make good places.

Anna Sewell 

There is an important connection—for me personally and for all of us politically—in the relationship between people and place.

At a young age, I was fascinated by stories of how people came to be who they are and where they are—an interweaving of biography, history, and geography. As a child, I remember devouring biographies of Martin Luther King, Louis Armstrong, JFK, and Amelia Earhart among others…along with a curiosity about family, friends, and strangers and the way their lives took shape.

From the time I heard the following quote by conservationist Aldo Leopold, it seemed to justify and outline a path for my work:

There are two things that interest me:

the relationship of people to the land, and the relationship of people to each other.

This intersection of people and place is at the heart of my own personal passion, and is increasingly important as we become more detached from one another and the places we live and love. From the influence of our busy lives to the distractions of technology (in many cases meant to more effectively connect us), and from the speed at which we move through our communities to the demands we put on the land locally and globally—we have much to attend to and restore.

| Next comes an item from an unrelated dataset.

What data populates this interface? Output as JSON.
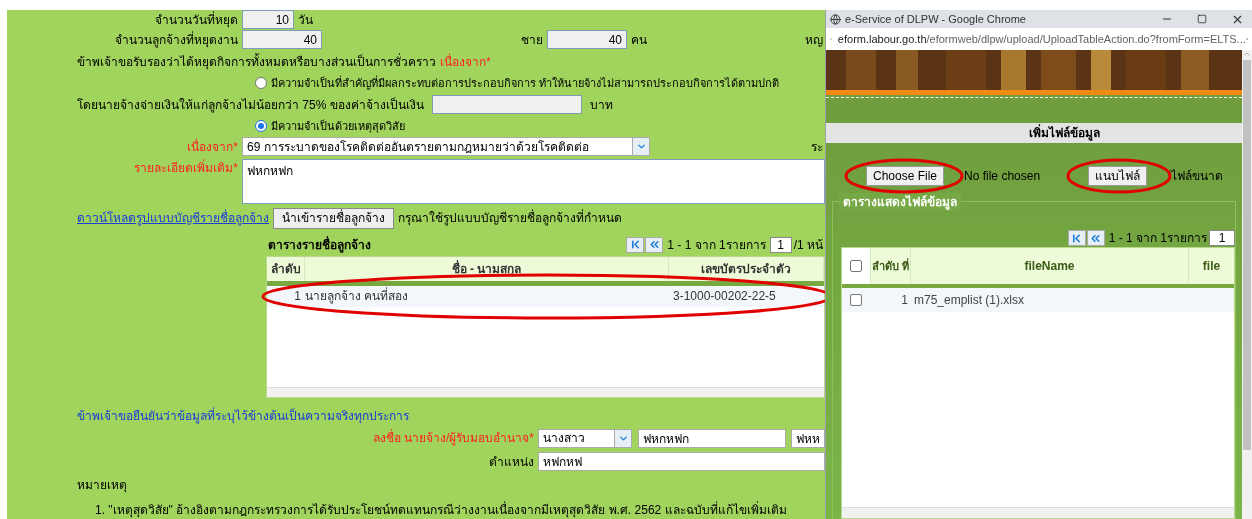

The vitality of our communities, our economy, and our political process depend upon a practice I’ve referred to as “restoring the civic ecosystem”: a knitting together of relationships—with one another and with the places that give meaning to our lives.


A Vision
If we will have the wisdom to survive,
to stand like slow-growing trees
on a ruined place, renewing, enriching it,
if we will make our seasons welcome here,
asking not too much of earth or heaven,
then a long time after we are dead
the lives our lives prepare will live
here, their houses strongly placed
upon the valley sides, fields and gardens
rich in the windows. The river will run
clear, as we will never know it,
and over it, birdsong like a canopy.
On the levels of the hills will be
green meadows, stock bells in noon shade.
On the steeps where greed and ignorance
cut down the old forest,
an old forest will stand,
its reach leaf-fall drifting on its roots
The veins of forgotten springs will have opened.
Families will be singing in the fields.
In their voices they will hear a music
risen out of the ground. They will take
nothing from the ground they will not return,
whatever the grief at parting. Memory,
native to this valley, will spread over it
like a grove, and memory will grow
into legend, legend into song, song
into sacrament. The abundance of this place,
the songs of its people and its birds,
will be health and wisdom and indwelling light.
This is no paradisal dream.
Its hardship is its possibility.
Wendell Berry